**Your assignment:**
Search the records for "value" and copy each line that holds it.

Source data
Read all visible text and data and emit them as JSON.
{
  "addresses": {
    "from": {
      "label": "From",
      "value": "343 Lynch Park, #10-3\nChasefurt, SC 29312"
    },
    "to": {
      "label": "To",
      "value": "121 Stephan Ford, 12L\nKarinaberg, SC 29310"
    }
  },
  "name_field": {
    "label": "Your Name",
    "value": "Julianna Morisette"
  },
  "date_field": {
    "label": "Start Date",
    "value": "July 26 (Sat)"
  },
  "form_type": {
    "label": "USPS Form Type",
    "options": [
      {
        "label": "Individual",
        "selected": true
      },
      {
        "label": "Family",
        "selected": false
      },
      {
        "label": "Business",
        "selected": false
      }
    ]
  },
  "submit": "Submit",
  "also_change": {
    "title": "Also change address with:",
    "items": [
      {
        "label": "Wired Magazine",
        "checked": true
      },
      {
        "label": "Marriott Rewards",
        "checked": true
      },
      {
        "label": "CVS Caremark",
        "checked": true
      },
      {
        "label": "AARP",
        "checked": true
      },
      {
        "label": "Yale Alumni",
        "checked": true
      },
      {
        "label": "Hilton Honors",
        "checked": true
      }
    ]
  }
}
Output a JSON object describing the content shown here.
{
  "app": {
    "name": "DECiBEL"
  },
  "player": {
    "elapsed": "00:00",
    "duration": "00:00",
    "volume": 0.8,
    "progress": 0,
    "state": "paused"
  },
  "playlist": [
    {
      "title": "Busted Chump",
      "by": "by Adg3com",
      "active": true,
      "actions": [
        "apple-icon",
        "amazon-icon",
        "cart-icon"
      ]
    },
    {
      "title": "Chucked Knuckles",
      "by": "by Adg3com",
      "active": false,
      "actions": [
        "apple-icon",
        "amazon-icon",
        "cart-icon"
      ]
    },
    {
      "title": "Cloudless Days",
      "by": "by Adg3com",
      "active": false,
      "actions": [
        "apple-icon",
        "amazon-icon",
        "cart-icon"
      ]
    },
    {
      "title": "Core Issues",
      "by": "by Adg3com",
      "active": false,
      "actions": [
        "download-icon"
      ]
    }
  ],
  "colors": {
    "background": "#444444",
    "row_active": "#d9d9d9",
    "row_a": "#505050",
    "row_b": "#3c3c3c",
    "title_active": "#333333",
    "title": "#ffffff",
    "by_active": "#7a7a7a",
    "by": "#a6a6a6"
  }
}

**Task response:**
      "value": "343 Lynch Park, #10-3\nChasefurt, SC 29312"
      "value": "121 Stephan Ford, 12L\nKarinaberg, SC 29310"
    "value": "Julianna Morisette"
    "value": "July 26 (Sat)"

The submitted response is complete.